**Goal of the exercise:**
The sole answer should be the number of lines in the material below that hold "name".

**Dataset entries:**
- - - -

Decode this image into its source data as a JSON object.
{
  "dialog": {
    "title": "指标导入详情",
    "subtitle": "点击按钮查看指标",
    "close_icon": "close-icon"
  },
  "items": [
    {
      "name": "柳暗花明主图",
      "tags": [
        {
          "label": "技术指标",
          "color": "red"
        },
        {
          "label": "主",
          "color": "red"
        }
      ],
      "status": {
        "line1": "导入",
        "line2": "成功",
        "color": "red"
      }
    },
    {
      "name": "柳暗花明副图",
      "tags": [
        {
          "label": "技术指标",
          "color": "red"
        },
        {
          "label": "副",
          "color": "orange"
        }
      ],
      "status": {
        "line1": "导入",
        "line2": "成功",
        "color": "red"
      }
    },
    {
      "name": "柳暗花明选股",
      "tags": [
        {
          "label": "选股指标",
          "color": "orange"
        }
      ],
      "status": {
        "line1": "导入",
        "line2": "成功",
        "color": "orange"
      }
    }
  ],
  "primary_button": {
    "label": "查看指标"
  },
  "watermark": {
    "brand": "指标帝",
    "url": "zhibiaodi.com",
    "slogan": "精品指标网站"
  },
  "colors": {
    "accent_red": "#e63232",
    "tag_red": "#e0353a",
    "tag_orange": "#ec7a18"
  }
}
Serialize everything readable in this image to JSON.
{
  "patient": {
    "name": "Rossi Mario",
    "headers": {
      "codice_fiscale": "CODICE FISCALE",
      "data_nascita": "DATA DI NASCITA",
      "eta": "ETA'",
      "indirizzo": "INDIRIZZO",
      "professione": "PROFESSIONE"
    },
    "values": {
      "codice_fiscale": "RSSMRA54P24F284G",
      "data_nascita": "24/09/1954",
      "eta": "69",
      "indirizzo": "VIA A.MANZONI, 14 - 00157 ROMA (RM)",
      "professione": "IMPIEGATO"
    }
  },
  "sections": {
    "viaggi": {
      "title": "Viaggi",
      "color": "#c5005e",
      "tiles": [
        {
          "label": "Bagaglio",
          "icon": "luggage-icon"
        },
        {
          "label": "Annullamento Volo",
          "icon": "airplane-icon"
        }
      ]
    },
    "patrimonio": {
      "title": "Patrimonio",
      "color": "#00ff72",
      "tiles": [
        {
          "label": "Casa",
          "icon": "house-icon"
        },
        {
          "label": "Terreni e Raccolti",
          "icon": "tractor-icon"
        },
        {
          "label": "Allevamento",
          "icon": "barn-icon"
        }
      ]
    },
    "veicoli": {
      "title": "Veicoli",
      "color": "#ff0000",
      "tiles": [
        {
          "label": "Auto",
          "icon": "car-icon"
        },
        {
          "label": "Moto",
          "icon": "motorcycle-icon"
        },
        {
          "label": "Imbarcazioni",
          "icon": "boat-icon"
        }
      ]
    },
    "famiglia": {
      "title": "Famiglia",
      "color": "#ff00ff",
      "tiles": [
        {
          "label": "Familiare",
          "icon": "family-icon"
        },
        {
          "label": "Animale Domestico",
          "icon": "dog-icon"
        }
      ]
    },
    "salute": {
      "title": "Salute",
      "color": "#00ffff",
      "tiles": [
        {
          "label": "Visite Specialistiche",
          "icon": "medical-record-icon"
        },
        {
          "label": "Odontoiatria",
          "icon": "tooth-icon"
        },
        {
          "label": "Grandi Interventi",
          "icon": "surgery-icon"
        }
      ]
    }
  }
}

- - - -

**Answer section:**
4